■ Exercise details ■
One number is the expected answer: the count of lines in the material below containing the word "蓝牙地址".

Start of Block

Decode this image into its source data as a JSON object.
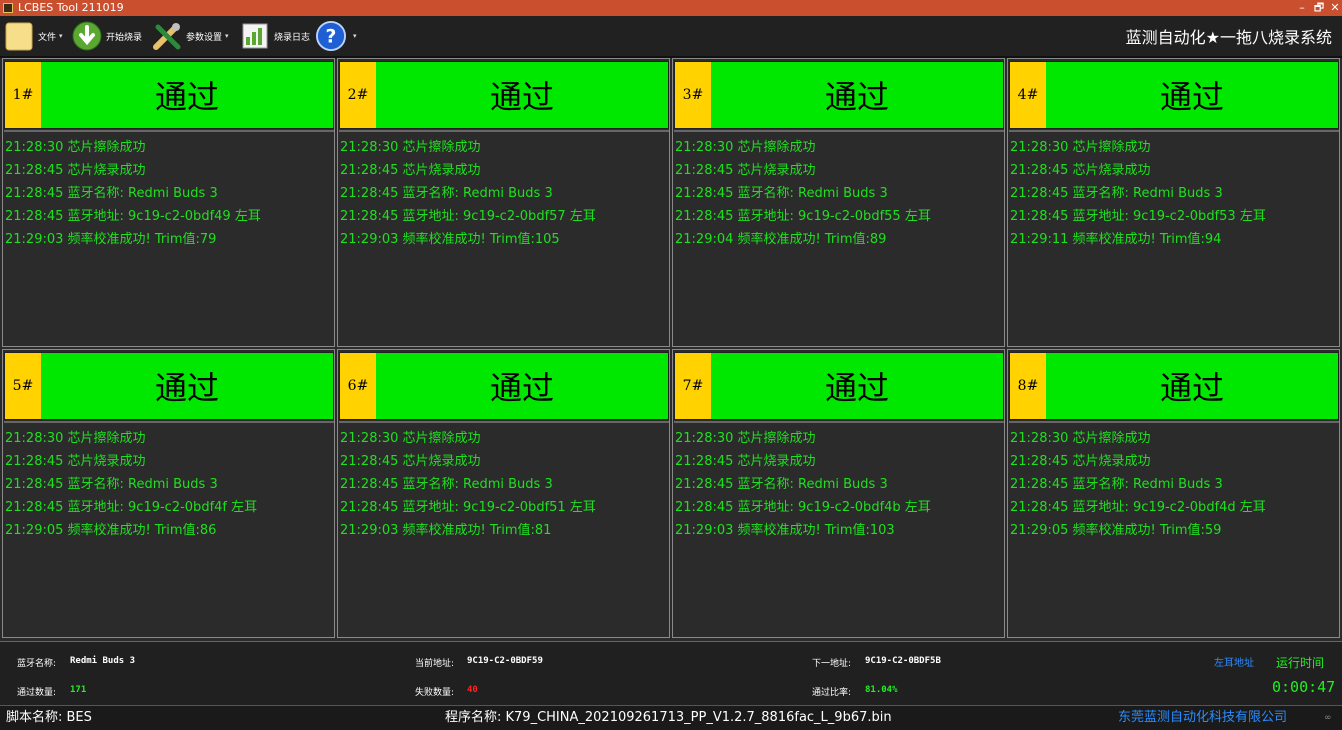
{
  "window": {
    "title": "LCBES Tool 211019",
    "minimize": "–",
    "restore": "🗗",
    "close": "✕"
  },
  "toolbar": {
    "file_label": "文件",
    "start_label": "开始烧录",
    "params_label": "参数设置",
    "log_label": "烧录日志",
    "caret": "▾",
    "system_name": "蓝测自动化★一拖八烧录系统"
  },
  "panels": [
    {
      "num": "1#",
      "status": "通过",
      "logs": [
        "21:28:30  芯片擦除成功",
        "21:28:45  芯片烧录成功",
        "21:28:45  蓝牙名称: Redmi Buds 3",
        "21:28:45  蓝牙地址: 9c19-c2-0bdf49   左耳",
        "21:29:03  频率校准成功!  Trim值:79"
      ]
    },
    {
      "num": "2#",
      "status": "通过",
      "logs": [
        "21:28:30  芯片擦除成功",
        "21:28:45  芯片烧录成功",
        "21:28:45  蓝牙名称: Redmi Buds 3",
        "21:28:45  蓝牙地址: 9c19-c2-0bdf57   左耳",
        "21:29:03  频率校准成功!  Trim值:105"
      ]
    },
    {
      "num": "3#",
      "status": "通过",
      "logs": [
        "21:28:30  芯片擦除成功",
        "21:28:45  芯片烧录成功",
        "21:28:45  蓝牙名称: Redmi Buds 3",
        "21:28:45  蓝牙地址: 9c19-c2-0bdf55   左耳",
        "21:29:04  频率校准成功!  Trim值:89"
      ]
    },
    {
      "num": "4#",
      "status": "通过",
      "logs": [
        "21:28:30  芯片擦除成功",
        "21:28:45  芯片烧录成功",
        "21:28:45  蓝牙名称: Redmi Buds 3",
        "21:28:45  蓝牙地址: 9c19-c2-0bdf53   左耳",
        "21:29:11  频率校准成功!  Trim值:94"
      ]
    },
    {
      "num": "5#",
      "status": "通过",
      "logs": [
        "21:28:30  芯片擦除成功",
        "21:28:45  芯片烧录成功",
        "21:28:45  蓝牙名称: Redmi Buds 3",
        "21:28:45  蓝牙地址: 9c19-c2-0bdf4f   左耳",
        "21:29:05  频率校准成功!  Trim值:86"
      ]
    },
    {
      "num": "6#",
      "status": "通过",
      "logs": [
        "21:28:30  芯片擦除成功",
        "21:28:45  芯片烧录成功",
        "21:28:45  蓝牙名称: Redmi Buds 3",
        "21:28:45  蓝牙地址: 9c19-c2-0bdf51   左耳",
        "21:29:03  频率校准成功!  Trim值:81"
      ]
    },
    {
      "num": "7#",
      "status": "通过",
      "logs": [
        "21:28:30  芯片擦除成功",
        "21:28:45  芯片烧录成功",
        "21:28:45  蓝牙名称: Redmi Buds 3",
        "21:28:45  蓝牙地址: 9c19-c2-0bdf4b   左耳",
        "21:29:03  频率校准成功!  Trim值:103"
      ]
    },
    {
      "num": "8#",
      "status": "通过",
      "logs": [
        "21:28:30  芯片擦除成功",
        "21:28:45  芯片烧录成功",
        "21:28:45  蓝牙名称: Redmi Buds 3",
        "21:28:45  蓝牙地址: 9c19-c2-0bdf4d   左耳",
        "21:29:05  频率校准成功!  Trim值:59"
      ]
    }
  ],
  "info": {
    "bt_name_label": "蓝牙名称:",
    "bt_name": "Redmi Buds 3",
    "cur_addr_label": "当前地址:",
    "cur_addr": "9C19-C2-0BDF59",
    "next_addr_label": "下一地址:",
    "next_addr": "9C19-C2-0BDF5B",
    "left_addr_link": "左耳地址",
    "pass_label": "通过数量:",
    "pass_count": "171",
    "fail_label": "失败数量:",
    "fail_count": "40",
    "rate_label": "通过比率:",
    "pass_rate": "81.04%",
    "run_time_label": "运行时间",
    "run_time": "0:00:47"
  },
  "statusbar": {
    "script": "脚本名称: BES",
    "program": "程序名称: K79_CHINA_202109261713_PP_V1.2.7_8816fac_L_9b67.bin",
    "company": "东莞蓝测自动化科技有限公司",
    "corner": "∞"
  },
  "colors": {
    "pass_green": "#00e800",
    "slot_yellow": "#ffd200",
    "log_green": "#1fe01f",
    "title_red": "#c94f2f"
  }
}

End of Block

■ Exercise response ■
8